▶ [Work item] From the records below, copy the lines that include "this".

▶ [Supplied data]
•••

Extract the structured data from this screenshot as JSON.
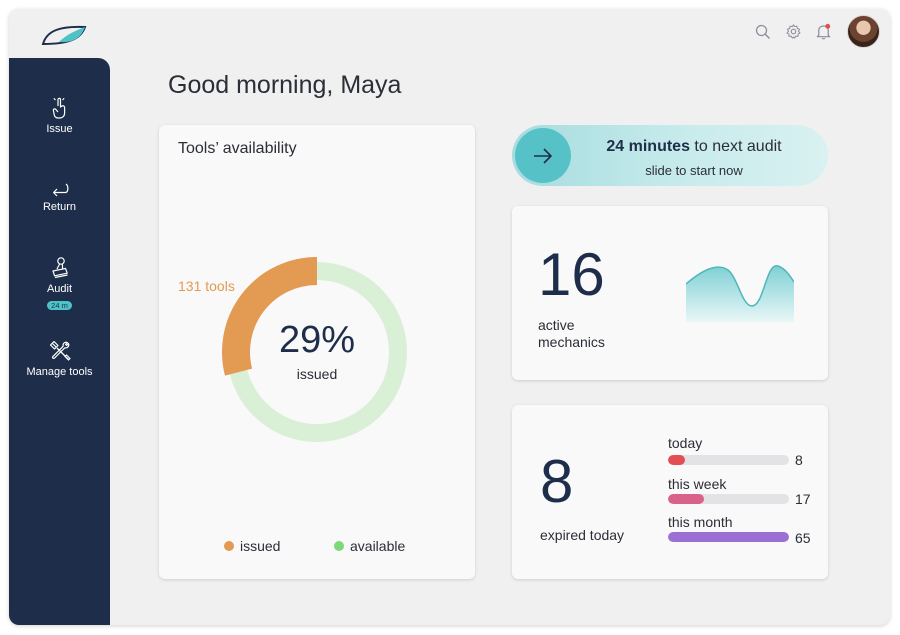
{
  "header": {
    "logo": "leaf-logo",
    "icons": [
      "search-icon",
      "gear-icon",
      "bell-icon"
    ],
    "has_notification": true
  },
  "sidebar": {
    "items": [
      {
        "label": "Issue",
        "icon": "hand-pointer-icon"
      },
      {
        "label": "Return",
        "icon": "return-arrow-icon"
      },
      {
        "label": "Audit",
        "icon": "stamp-icon",
        "badge": "24 m"
      },
      {
        "label": "Manage tools",
        "icon": "tools-icon"
      }
    ]
  },
  "greeting": "Good morning, Maya",
  "availability": {
    "title": "Tools’ availability",
    "tools_count_label": "131 tools",
    "percent_label": "29%",
    "percent_sub": "issued",
    "issued_fraction": 0.29,
    "legend": [
      {
        "label": "issued",
        "color": "#e39a52"
      },
      {
        "label": "available",
        "color": "#7dd87a"
      }
    ],
    "colors": {
      "issued": "#e39a52",
      "available": "#d9efd6"
    }
  },
  "audit": {
    "bold": "24 minutes",
    "rest": " to next audit",
    "sub": "slide to start now",
    "color": "#56c2c7"
  },
  "mechanics": {
    "count": "16",
    "label_line1": "active",
    "label_line2": "mechanics"
  },
  "expired": {
    "count": "8",
    "label": "expired today",
    "rows": [
      {
        "label": "today",
        "value": "8",
        "fraction": 0.14,
        "color": "#e34d53"
      },
      {
        "label": "this week",
        "value": "17",
        "fraction": 0.3,
        "color": "#d9628a"
      },
      {
        "label": "this month",
        "value": "65",
        "fraction": 1.0,
        "color": "#9b6fd3"
      }
    ]
  }
}
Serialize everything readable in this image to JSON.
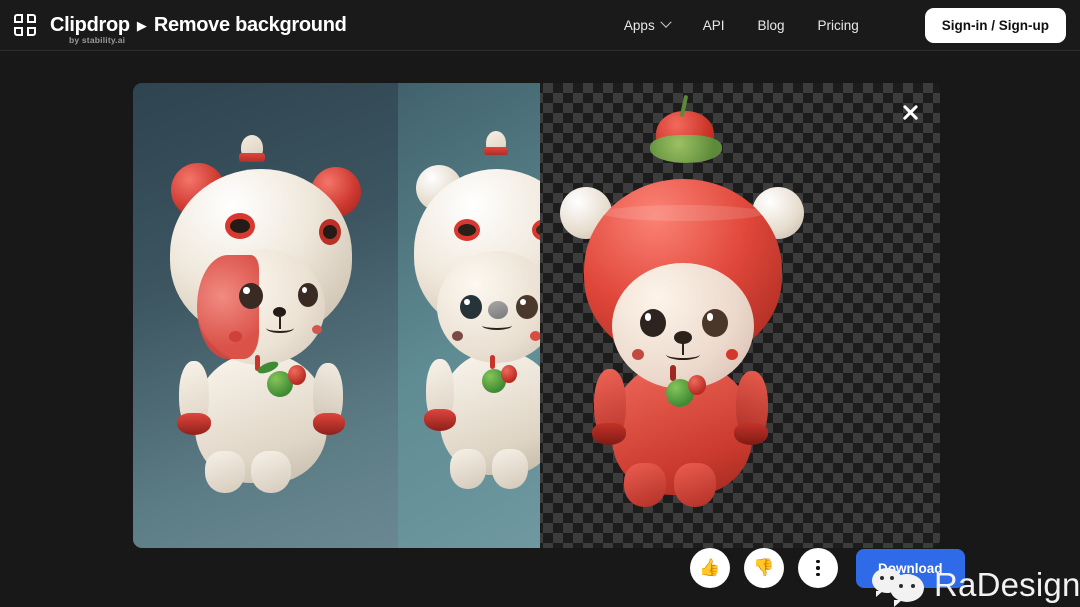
{
  "header": {
    "logo_icon": "crop-frame-icon",
    "brand_name": "Clipdrop",
    "brand_separator": "▶",
    "tool_name": "Remove background",
    "brand_subtitle": "by stability.ai",
    "nav": [
      {
        "label": "Apps",
        "has_chevron": true,
        "icon": "chevron-down-icon"
      },
      {
        "label": "API",
        "has_chevron": false
      },
      {
        "label": "Blog",
        "has_chevron": false
      },
      {
        "label": "Pricing",
        "has_chevron": false
      }
    ],
    "signin_label": "Sign-in / Sign-up"
  },
  "viewer": {
    "close_icon": "close-icon",
    "panels": [
      {
        "name": "original-image",
        "background": "#3c5560"
      },
      {
        "name": "comparison-strip",
        "background": "#5f8b93"
      },
      {
        "name": "transparent-result",
        "background": "checkerboard"
      }
    ],
    "checkerboard_colors": {
      "light": "#3c3c3c",
      "dark": "#1c1c1c"
    }
  },
  "actions": {
    "thumbs_up_icon": "👍",
    "thumbs_down_icon": "👎",
    "more_icon": "more-vertical-icon",
    "download_label": "Download",
    "download_color": "#2f6ae8"
  },
  "watermark": {
    "logo_icon": "wechat-icon",
    "text": "RaDesign"
  },
  "colors": {
    "page_background": "#181818",
    "header_background": "#1a1a1a",
    "accent_blue": "#2f6ae8",
    "text_primary": "#ffffff"
  }
}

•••

▶ [Written response]
Extract the structured data from this screenshot as JSON.
        "label": "this week",
        "label": "this month",
Serialize everything readable in this image to JSON.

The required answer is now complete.